[This message has been edited by treebeard (edited February 09, 2004).]

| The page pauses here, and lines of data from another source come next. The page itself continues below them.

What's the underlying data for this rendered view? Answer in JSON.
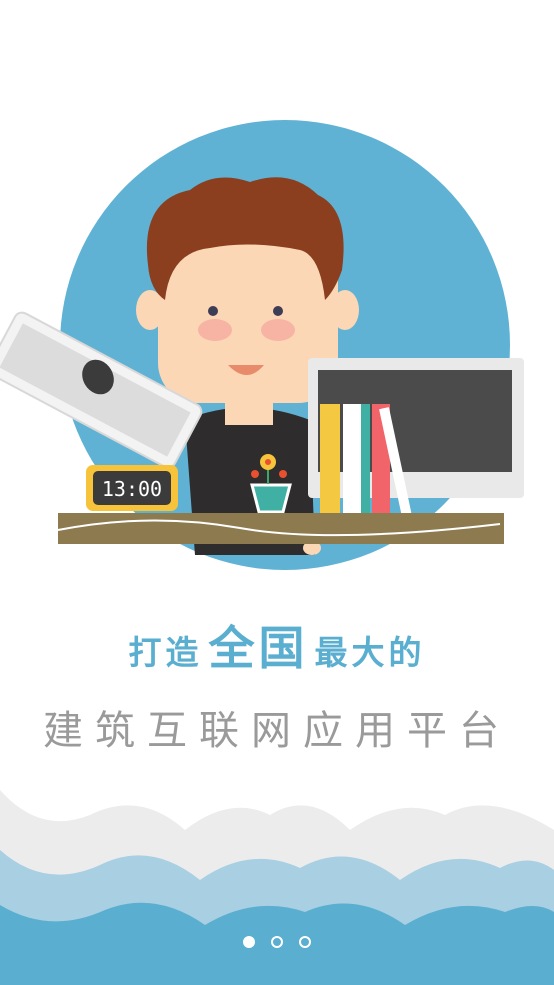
{
  "headline": {
    "prefix": "打造",
    "emphasis": "全国",
    "suffix": "最大的",
    "subtitle": "建筑互联网应用平台"
  },
  "clock": {
    "time": "13:00"
  },
  "pager": {
    "total": 3,
    "active_index": 0
  },
  "colors": {
    "accent": "#5aaed0",
    "circle": "#5fb2d4",
    "subtitle": "#9a9a9a",
    "hair": "#8b3f1f",
    "desk": "#8e7a4f"
  }
}
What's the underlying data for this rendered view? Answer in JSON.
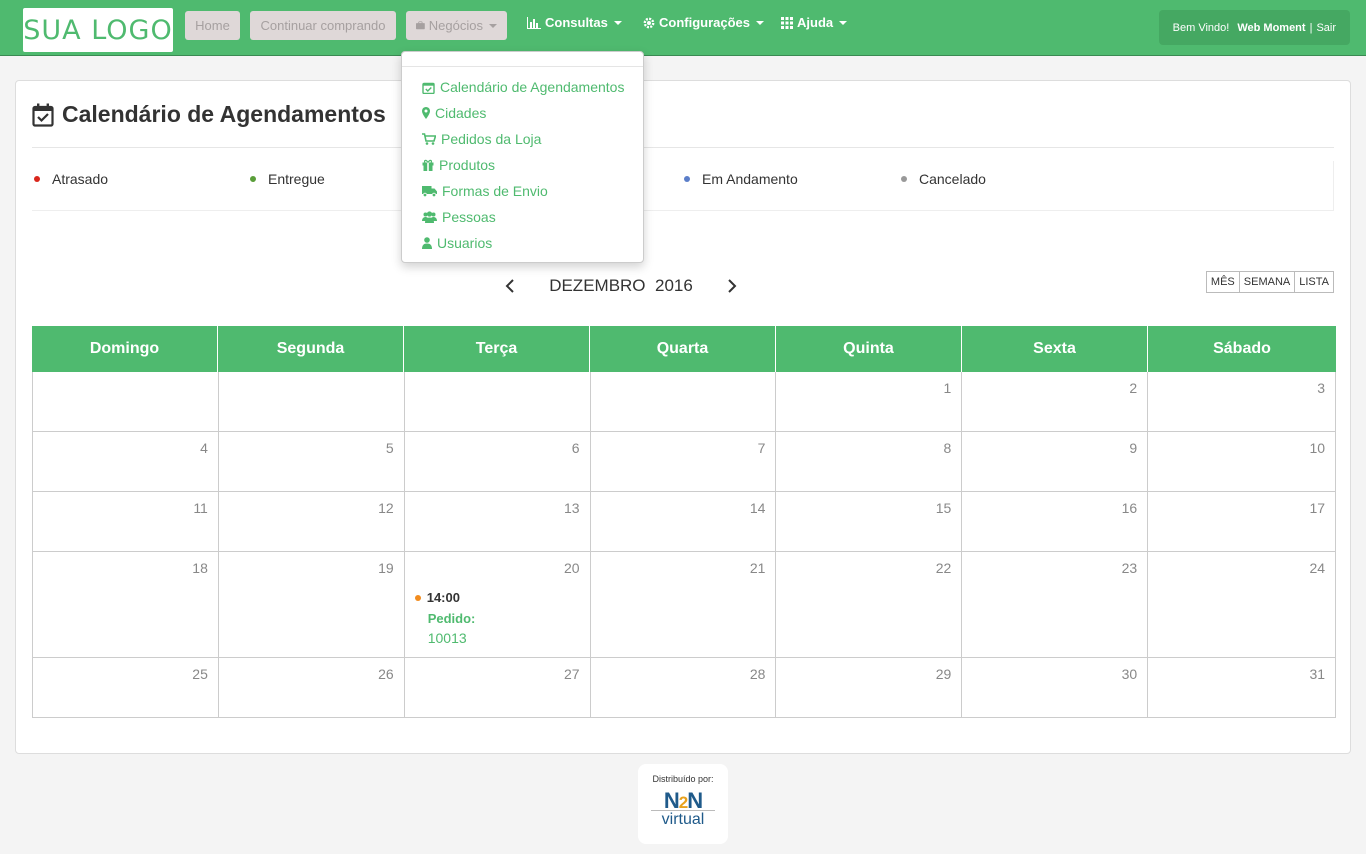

The requirement for free draining and well compacted gravel under foundations , footings, and other poured concrete structures provides a secure footing only if the water has a place to drain to. Picture it this way...a foundation hole is dug in a relatively clayey soil, and that clayey soil holds water. Even if the footing trench is lined with the appropriate gravel and compacted to the extent it can be, the water in the trench still has no place to drain to away from the foundation. If exposed to temperatures below freezing, it will most certainly move as it freezes. And anything built upon it will move, also. If constructed in warm temperatures and backfilled correctly, even then, if everything else is constructed correctly, the structure may move if the wet clayey soils below the foundation and footings have not been removed to natural free draining gravel. The structure will 'settle' or sink under the weight. In circumstances like this where the clays or silts or glacial tills are so deep that removing them is not feasible, the footings can be designed so as to spread the load of the structure over a wider footprint...basically the footings are much wider than normal. Instead of 2-3' you might have 5-6', or somewhere in between.